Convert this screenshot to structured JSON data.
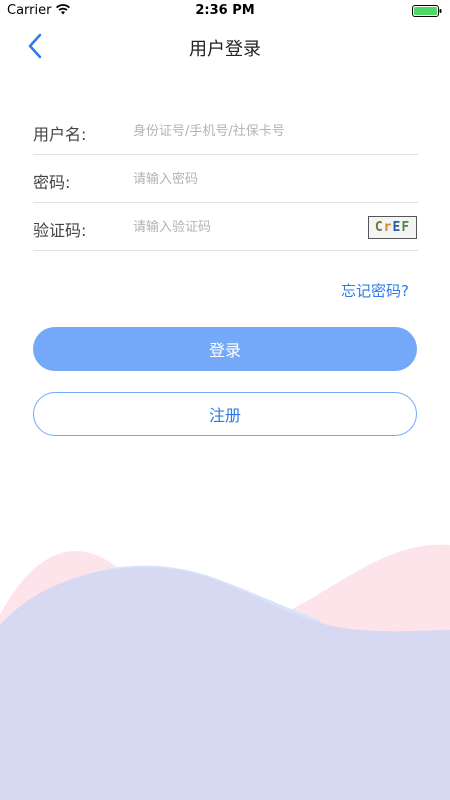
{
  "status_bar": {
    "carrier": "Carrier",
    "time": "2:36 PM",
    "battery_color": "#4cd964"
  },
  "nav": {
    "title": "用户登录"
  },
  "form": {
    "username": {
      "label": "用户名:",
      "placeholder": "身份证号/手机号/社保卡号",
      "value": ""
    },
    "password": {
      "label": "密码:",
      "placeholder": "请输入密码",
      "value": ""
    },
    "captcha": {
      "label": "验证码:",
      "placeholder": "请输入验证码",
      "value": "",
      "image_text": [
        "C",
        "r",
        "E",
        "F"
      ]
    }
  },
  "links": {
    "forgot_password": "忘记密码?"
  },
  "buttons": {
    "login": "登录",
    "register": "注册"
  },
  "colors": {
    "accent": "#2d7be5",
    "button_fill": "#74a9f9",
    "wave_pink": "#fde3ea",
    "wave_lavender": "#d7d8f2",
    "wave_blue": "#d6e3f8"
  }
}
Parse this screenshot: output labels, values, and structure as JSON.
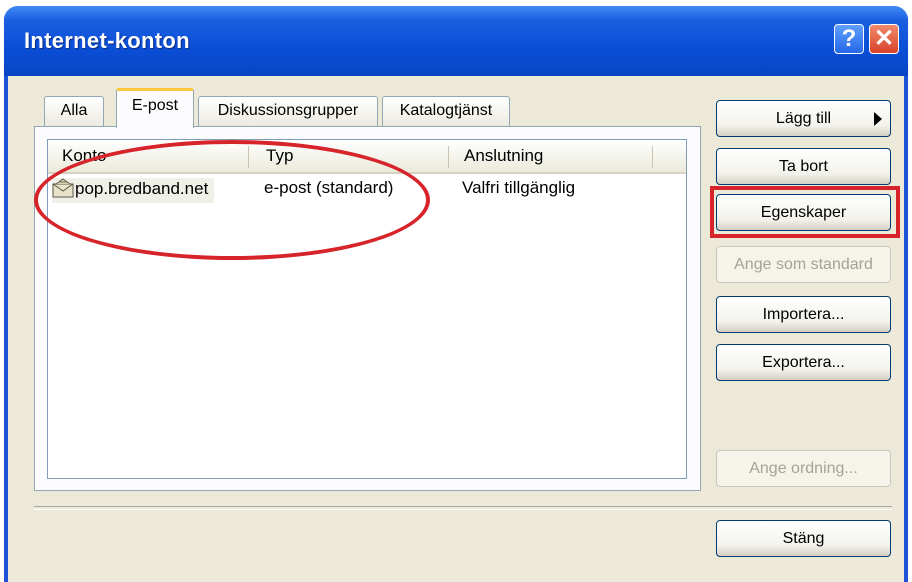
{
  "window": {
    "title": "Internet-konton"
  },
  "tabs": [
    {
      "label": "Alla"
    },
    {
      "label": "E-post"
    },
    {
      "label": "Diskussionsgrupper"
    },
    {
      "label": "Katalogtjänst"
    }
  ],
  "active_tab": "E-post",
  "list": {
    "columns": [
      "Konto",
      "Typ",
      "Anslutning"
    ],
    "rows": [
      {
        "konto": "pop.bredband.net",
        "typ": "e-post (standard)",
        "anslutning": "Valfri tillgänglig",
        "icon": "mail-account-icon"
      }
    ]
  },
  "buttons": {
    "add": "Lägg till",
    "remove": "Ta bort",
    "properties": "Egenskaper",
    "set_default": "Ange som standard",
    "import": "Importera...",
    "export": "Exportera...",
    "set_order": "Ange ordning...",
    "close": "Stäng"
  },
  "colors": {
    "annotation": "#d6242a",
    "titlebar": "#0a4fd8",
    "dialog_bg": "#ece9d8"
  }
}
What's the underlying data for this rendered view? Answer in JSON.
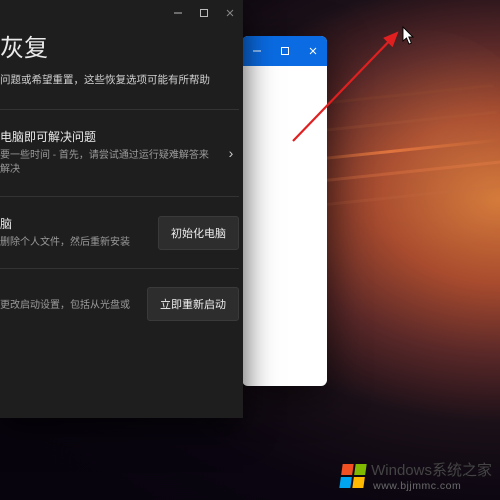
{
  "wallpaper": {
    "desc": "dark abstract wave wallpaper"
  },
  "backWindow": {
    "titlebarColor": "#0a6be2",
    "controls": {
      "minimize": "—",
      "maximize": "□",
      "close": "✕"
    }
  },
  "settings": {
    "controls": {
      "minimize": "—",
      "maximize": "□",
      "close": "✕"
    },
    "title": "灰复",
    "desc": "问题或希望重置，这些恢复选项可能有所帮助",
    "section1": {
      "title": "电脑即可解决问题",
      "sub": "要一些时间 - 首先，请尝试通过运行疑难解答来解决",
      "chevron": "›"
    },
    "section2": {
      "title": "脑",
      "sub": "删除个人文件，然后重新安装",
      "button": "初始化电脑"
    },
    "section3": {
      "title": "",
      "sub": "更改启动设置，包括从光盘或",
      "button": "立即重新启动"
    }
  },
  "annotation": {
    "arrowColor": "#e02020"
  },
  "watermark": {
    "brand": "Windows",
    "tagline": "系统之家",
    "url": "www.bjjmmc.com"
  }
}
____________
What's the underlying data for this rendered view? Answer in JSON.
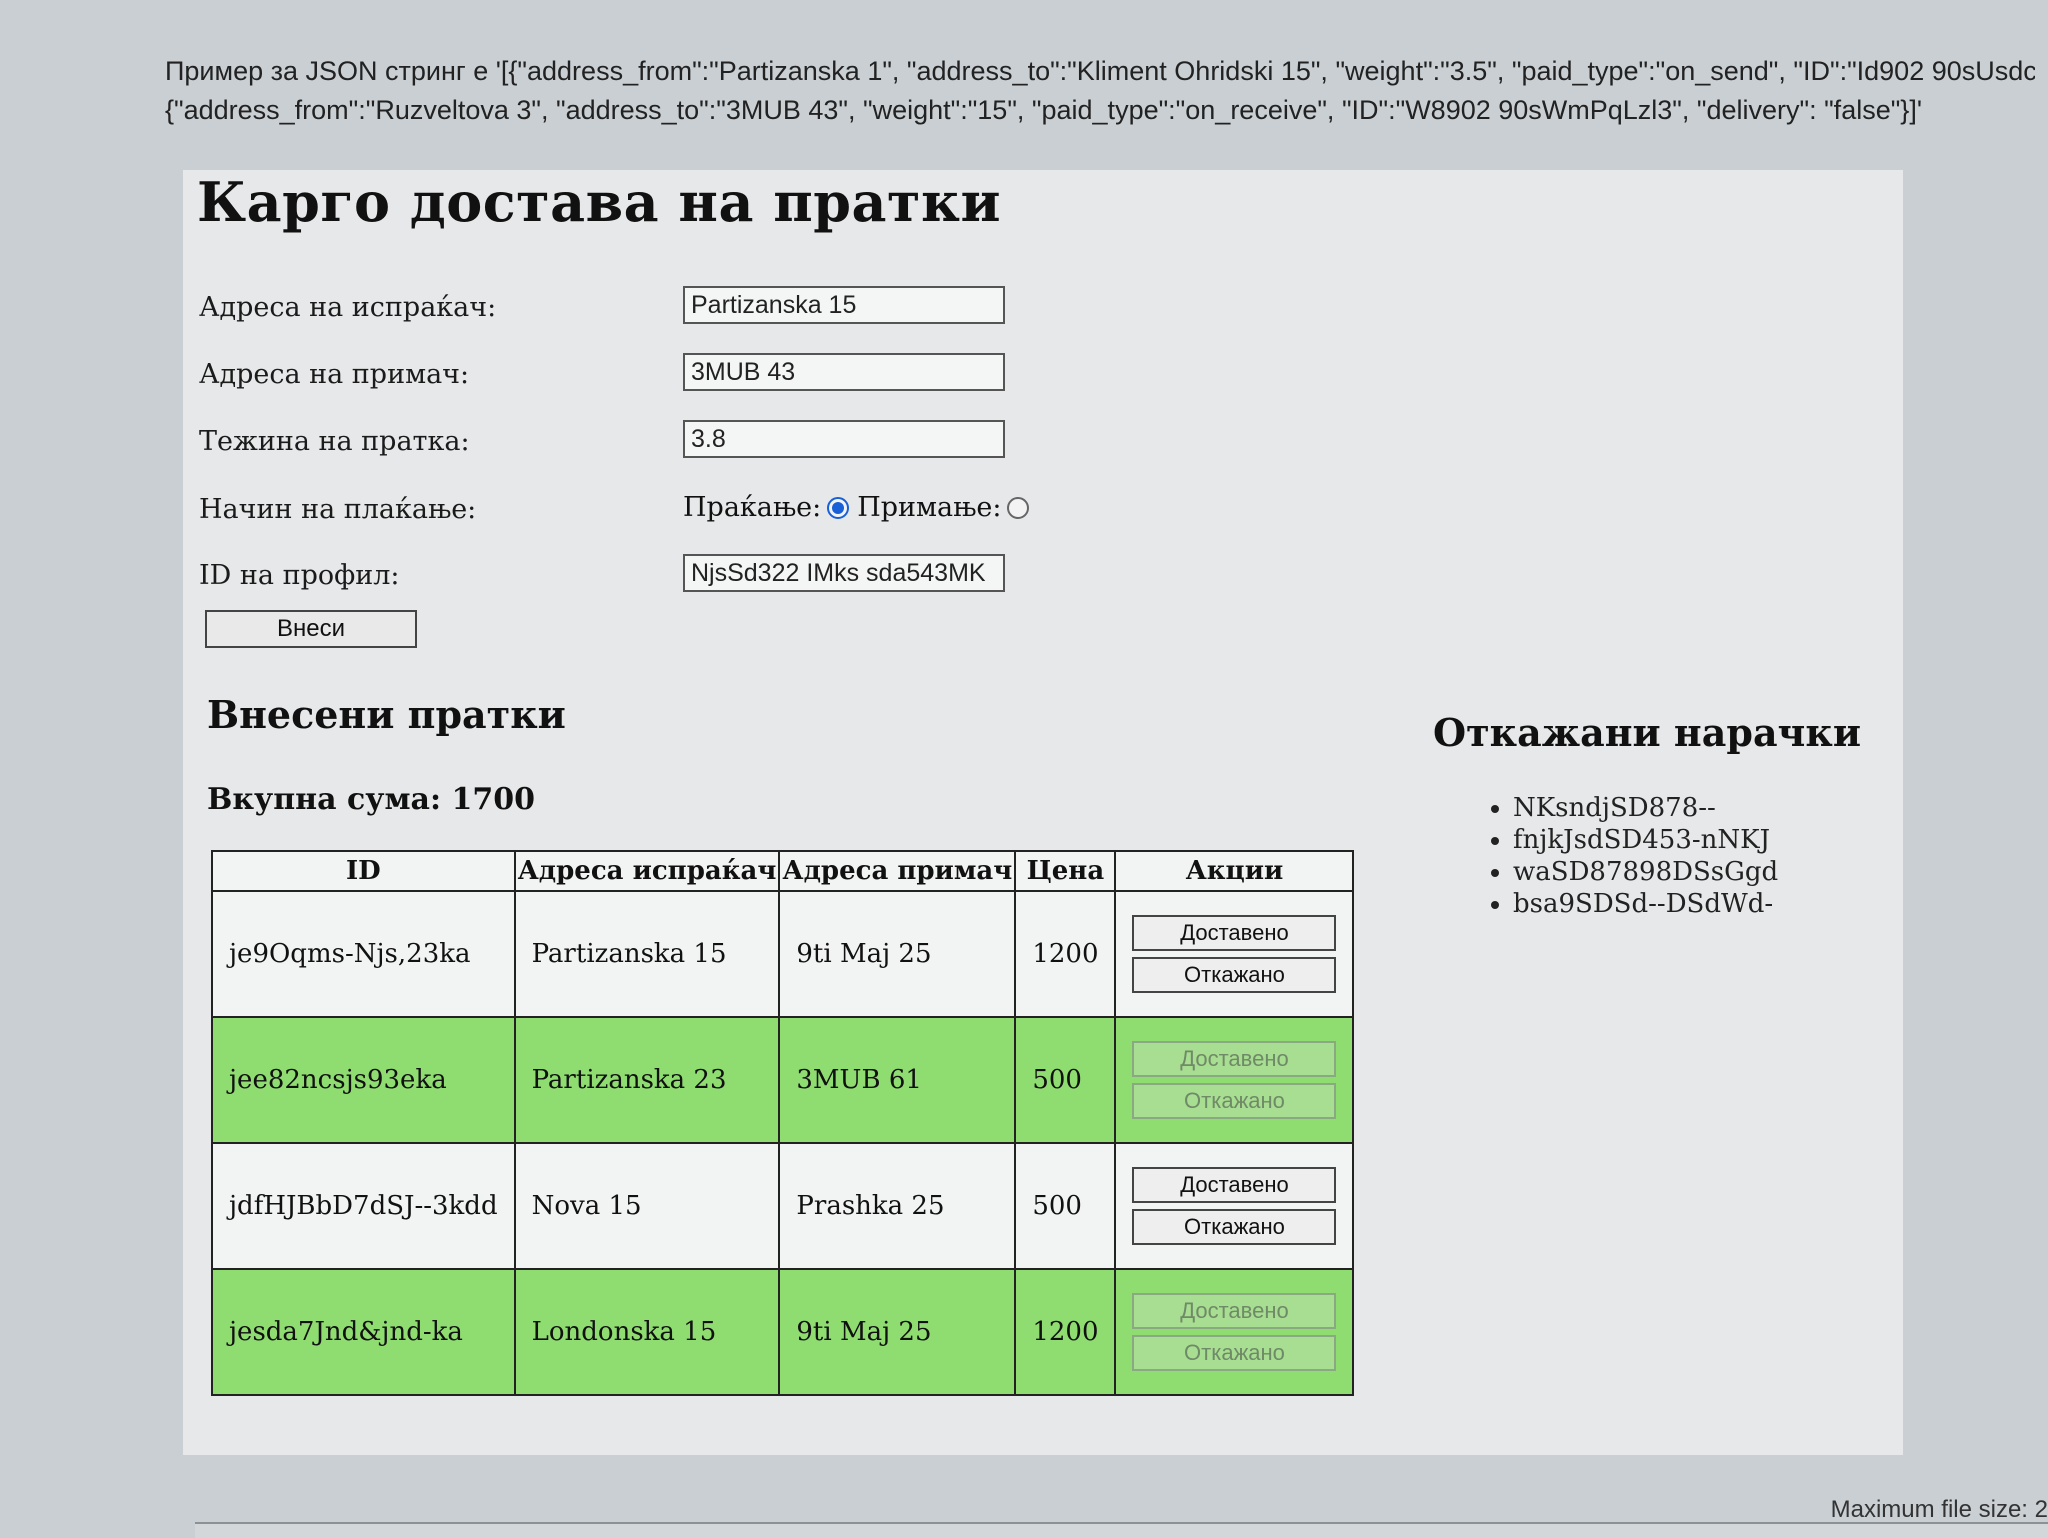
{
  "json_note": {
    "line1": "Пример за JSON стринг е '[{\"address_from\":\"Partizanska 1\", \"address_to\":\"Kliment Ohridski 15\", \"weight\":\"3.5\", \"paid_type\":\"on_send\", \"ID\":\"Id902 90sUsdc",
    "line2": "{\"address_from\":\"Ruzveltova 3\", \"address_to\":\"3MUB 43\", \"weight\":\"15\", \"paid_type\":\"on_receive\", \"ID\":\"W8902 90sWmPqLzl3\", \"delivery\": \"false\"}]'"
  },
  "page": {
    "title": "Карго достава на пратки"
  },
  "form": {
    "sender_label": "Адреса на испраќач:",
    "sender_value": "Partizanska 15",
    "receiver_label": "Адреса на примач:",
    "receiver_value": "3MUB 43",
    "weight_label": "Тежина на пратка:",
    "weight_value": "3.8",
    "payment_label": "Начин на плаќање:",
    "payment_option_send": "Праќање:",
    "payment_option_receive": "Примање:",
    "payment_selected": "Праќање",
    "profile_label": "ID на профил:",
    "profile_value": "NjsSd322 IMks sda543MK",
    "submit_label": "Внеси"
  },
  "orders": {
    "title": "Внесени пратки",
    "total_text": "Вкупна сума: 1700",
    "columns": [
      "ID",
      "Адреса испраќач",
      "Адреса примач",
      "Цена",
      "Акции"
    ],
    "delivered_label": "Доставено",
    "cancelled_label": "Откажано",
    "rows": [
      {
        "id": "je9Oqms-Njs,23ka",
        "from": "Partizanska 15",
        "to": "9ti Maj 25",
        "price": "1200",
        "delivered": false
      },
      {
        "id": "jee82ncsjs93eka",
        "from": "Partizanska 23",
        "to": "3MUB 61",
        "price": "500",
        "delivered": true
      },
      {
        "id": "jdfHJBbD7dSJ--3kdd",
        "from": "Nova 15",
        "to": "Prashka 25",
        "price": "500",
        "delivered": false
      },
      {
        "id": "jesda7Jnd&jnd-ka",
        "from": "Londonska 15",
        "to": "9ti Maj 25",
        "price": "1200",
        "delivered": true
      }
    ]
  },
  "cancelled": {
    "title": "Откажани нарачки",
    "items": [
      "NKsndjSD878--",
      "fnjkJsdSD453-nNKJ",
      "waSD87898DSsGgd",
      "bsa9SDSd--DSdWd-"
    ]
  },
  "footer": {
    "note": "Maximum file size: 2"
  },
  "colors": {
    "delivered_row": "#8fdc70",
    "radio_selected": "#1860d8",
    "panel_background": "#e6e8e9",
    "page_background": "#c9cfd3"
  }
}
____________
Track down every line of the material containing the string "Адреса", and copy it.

## Exercise response
    "sender_label": "Адреса на испраќач:",
    "receiver_label": "Адреса на примач:",
      "Адреса испраќач",
      "Адреса примач",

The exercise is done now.